# [YOUR TASK]
Output the records. Match them exactly.

# [EXERCISE INPUT]
____________

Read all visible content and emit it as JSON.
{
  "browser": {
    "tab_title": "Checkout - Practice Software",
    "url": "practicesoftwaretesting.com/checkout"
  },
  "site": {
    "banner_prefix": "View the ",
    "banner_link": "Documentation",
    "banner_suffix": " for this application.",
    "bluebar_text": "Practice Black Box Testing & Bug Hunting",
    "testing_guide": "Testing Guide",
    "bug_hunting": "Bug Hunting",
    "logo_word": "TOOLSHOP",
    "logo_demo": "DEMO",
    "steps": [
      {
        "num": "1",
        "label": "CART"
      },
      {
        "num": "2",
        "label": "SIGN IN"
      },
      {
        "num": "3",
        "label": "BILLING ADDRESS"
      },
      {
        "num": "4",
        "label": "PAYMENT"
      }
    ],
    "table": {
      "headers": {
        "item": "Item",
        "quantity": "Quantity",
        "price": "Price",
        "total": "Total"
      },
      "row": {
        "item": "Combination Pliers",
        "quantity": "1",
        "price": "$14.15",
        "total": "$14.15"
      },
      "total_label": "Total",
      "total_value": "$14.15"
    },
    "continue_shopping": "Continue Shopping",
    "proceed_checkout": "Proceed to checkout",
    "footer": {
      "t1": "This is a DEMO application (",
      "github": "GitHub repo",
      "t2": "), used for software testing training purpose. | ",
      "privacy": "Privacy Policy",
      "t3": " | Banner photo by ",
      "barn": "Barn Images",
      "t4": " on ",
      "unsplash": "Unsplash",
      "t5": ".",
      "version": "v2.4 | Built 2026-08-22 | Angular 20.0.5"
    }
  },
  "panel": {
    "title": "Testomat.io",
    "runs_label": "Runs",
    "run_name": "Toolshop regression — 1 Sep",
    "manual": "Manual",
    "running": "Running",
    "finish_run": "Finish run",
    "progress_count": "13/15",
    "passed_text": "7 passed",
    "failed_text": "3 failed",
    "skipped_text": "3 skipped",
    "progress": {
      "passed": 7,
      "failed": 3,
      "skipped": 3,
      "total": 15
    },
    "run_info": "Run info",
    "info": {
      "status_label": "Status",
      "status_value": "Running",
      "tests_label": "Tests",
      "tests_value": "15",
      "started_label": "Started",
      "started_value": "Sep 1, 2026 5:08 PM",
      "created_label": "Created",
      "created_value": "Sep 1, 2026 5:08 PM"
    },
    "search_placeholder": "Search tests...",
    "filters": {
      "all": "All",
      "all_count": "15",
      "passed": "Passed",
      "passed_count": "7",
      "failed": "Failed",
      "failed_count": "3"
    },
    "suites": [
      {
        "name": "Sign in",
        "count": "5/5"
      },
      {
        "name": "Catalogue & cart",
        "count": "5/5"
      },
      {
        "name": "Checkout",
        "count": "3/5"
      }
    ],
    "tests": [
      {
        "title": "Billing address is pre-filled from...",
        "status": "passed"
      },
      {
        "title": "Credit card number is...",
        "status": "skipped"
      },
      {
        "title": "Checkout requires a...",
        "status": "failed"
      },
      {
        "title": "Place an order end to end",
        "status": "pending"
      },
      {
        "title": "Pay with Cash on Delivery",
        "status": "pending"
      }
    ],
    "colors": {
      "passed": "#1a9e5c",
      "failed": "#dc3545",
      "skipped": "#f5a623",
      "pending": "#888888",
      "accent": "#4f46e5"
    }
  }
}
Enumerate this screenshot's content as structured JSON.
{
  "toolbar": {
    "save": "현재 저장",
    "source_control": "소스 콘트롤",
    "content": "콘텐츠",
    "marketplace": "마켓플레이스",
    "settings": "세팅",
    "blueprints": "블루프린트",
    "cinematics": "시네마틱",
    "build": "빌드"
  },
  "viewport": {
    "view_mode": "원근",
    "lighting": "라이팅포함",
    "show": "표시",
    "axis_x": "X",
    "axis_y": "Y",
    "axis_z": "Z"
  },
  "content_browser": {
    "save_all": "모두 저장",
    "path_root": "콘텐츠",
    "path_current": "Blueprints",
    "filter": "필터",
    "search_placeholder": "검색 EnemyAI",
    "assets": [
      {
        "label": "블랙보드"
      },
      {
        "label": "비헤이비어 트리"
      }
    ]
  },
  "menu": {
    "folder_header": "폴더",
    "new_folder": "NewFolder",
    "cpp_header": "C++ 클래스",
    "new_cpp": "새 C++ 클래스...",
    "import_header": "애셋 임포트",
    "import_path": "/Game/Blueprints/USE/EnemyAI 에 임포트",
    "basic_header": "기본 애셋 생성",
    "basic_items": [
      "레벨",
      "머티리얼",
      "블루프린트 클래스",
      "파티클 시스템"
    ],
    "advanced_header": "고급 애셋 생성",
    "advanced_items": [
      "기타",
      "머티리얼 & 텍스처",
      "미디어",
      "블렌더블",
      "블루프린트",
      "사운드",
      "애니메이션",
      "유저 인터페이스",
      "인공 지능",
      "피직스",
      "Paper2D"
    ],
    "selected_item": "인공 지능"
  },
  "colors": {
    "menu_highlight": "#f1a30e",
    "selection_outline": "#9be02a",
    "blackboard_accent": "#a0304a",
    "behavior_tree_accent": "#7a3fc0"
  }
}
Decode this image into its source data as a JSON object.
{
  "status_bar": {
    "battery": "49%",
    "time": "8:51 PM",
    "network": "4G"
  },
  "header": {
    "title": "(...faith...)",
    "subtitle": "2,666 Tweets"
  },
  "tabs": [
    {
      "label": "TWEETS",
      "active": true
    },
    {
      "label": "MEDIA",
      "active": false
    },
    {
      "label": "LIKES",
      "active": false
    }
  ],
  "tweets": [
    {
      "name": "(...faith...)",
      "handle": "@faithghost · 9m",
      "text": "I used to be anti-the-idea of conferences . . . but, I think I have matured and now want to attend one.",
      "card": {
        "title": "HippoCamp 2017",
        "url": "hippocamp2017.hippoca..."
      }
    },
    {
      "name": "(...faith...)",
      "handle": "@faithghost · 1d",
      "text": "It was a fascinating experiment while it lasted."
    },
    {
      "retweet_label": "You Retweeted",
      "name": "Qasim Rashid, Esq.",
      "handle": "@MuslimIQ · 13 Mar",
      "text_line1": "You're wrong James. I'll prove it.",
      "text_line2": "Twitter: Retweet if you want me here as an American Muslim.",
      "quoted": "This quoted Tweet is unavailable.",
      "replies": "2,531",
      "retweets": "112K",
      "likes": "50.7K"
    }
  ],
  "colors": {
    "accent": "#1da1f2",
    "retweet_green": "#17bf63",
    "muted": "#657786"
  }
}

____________

# [RESPONSE TO THE EXERCISE]
Read all visible content and emit it as JSON.
{
  "browser": {
    "tab_title": "Checkout - Practice Software",
    "url": "practicesoftwaretesting.com/checkout"
  },
  "site": {
    "banner_prefix": "View the ",
    "banner_link": "Documentation",
    "banner_suffix": " for this application.",
    "bluebar_text": "Practice Black Box Testing & Bug Hunting",
    "testing_guide": "Testing Guide",
    "bug_hunting": "Bug Hunting",
    "logo_word": "TOOLSHOP",
    "logo_demo": "DEMO",
    "steps": [
      {
        "num": "1",
        "label": "CART"
      },
      {
        "num": "2",
        "label": "SIGN IN"
      },
      {
        "num": "3",
        "label": "BILLING ADDRESS"
      },
      {
        "num": "4",
        "label": "PAYMENT"
      }
    ],
    "table": {
      "headers": {
        "item": "Item",
        "quantity": "Quantity",
        "price": "Price",
        "total": "Total"
      },
      "row": {
        "item": "Combination Pliers",
        "quantity": "1",
        "price": "$14.15",
        "total": "$14.15"
      },
      "total_label": "Total",
      "total_value": "$14.15"
    },
    "continue_shopping": "Continue Shopping",
    "proceed_checkout": "Proceed to checkout",
    "footer": {
      "t1": "This is a DEMO application (",
      "github": "GitHub repo",
      "t2": "), used for software testing training purpose. | ",
      "privacy": "Privacy Policy",
      "t3": " | Banner photo by ",
      "barn": "Barn Images",
      "t4": " on ",
      "unsplash": "Unsplash",
      "t5": ".",
      "version": "v2.4 | Built 2026-08-22 | Angular 20.0.5"
    }
  },
  "panel": {
    "title": "Testomat.io",
    "runs_label": "Runs",
    "run_name": "Toolshop regression — 1 Sep",
    "manual": "Manual",
    "running": "Running",
    "finish_run": "Finish run",
    "progress_count": "13/15",
    "passed_text": "7 passed",
    "failed_text": "3 failed",
    "skipped_text": "3 skipped",
    "progress": {
      "passed": 7,
      "failed": 3,
      "skipped": 3,
      "total": 15
    },
    "run_info": "Run info",
    "info": {
      "status_label": "Status",
      "status_value": "Running",
      "tests_label": "Tests",
      "tests_value": "15",
      "started_label": "Started",
      "started_value": "Sep 1, 2026 5:08 PM",
      "created_label": "Created",
      "created_value": "Sep 1, 2026 5:08 PM"
    },
    "search_placeholder": "Search tests...",
    "filters": {
      "all": "All",
      "all_count": "15",
      "passed": "Passed",
      "passed_count": "7",
      "failed": "Failed",
      "failed_count": "3"
    },
    "suites": [
      {
        "name": "Sign in",
        "count": "5/5"
      },
      {
        "name": "Catalogue & cart",
        "count": "5/5"
      },
      {
        "name": "Checkout",
        "count": "3/5"
      }
    ],
    "tests": [
      {
        "title": "Billing address is pre-filled from...",
        "status": "passed"
      },
      {
        "title": "Credit card number is...",
        "status": "skipped"
      },
      {
        "title": "Checkout requires a...",
        "status": "failed"
      },
      {
        "title": "Place an order end to end",
        "status": "pending"
      },
      {
        "title": "Pay with Cash on Delivery",
        "status": "pending"
      }
    ],
    "colors": {
      "passed": "#1a9e5c",
      "failed": "#dc3545",
      "skipped": "#f5a623",
      "pending": "#888888",
      "accent": "#4f46e5"
    }
  }
}
Enumerate this screenshot's content as structured JSON.
{
  "toolbar": {
    "save": "현재 저장",
    "source_control": "소스 콘트롤",
    "content": "콘텐츠",
    "marketplace": "마켓플레이스",
    "settings": "세팅",
    "blueprints": "블루프린트",
    "cinematics": "시네마틱",
    "build": "빌드"
  },
  "viewport": {
    "view_mode": "원근",
    "lighting": "라이팅포함",
    "show": "표시",
    "axis_x": "X",
    "axis_y": "Y",
    "axis_z": "Z"
  },
  "content_browser": {
    "save_all": "모두 저장",
    "path_root": "콘텐츠",
    "path_current": "Blueprints",
    "filter": "필터",
    "search_placeholder": "검색 EnemyAI",
    "assets": [
      {
        "label": "블랙보드"
      },
      {
        "label": "비헤이비어 트리"
      }
    ]
  },
  "menu": {
    "folder_header": "폴더",
    "new_folder": "NewFolder",
    "cpp_header": "C++ 클래스",
    "new_cpp": "새 C++ 클래스...",
    "import_header": "애셋 임포트",
    "import_path": "/Game/Blueprints/USE/EnemyAI 에 임포트",
    "basic_header": "기본 애셋 생성",
    "basic_items": [
      "레벨",
      "머티리얼",
      "블루프린트 클래스",
      "파티클 시스템"
    ],
    "advanced_header": "고급 애셋 생성",
    "advanced_items": [
      "기타",
      "머티리얼 & 텍스처",
      "미디어",
      "블렌더블",
      "블루프린트",
      "사운드",
      "애니메이션",
      "유저 인터페이스",
      "인공 지능",
      "피직스",
      "Paper2D"
    ],
    "selected_item": "인공 지능"
  },
  "colors": {
    "menu_highlight": "#f1a30e",
    "selection_outline": "#9be02a",
    "blackboard_accent": "#a0304a",
    "behavior_tree_accent": "#7a3fc0"
  }
}
Decode this image into its source data as a JSON object.
{
  "status_bar": {
    "battery": "49%",
    "time": "8:51 PM",
    "network": "4G"
  },
  "header": {
    "title": "(...faith...)",
    "subtitle": "2,666 Tweets"
  },
  "tabs": [
    {
      "label": "TWEETS",
      "active": true
    },
    {
      "label": "MEDIA",
      "active": false
    },
    {
      "label": "LIKES",
      "active": false
    }
  ],
  "tweets": [
    {
      "name": "(...faith...)",
      "handle": "@faithghost · 9m",
      "text": "I used to be anti-the-idea of conferences . . . but, I think I have matured and now want to attend one.",
      "card": {
        "title": "HippoCamp 2017",
        "url": "hippocamp2017.hippoca..."
      }
    },
    {
      "name": "(...faith...)",
      "handle": "@faithghost · 1d",
      "text": "It was a fascinating experiment while it lasted."
    },
    {
      "retweet_label": "You Retweeted",
      "name": "Qasim Rashid, Esq.",
      "handle": "@MuslimIQ · 13 Mar",
      "text_line1": "You're wrong James. I'll prove it.",
      "text_line2": "Twitter: Retweet if you want me here as an American Muslim.",
      "quoted": "This quoted Tweet is unavailable.",
      "replies": "2,531",
      "retweets": "112K",
      "likes": "50.7K"
    }
  ],
  "colors": {
    "accent": "#1da1f2",
    "retweet_green": "#17bf63",
    "muted": "#657786"
  }
}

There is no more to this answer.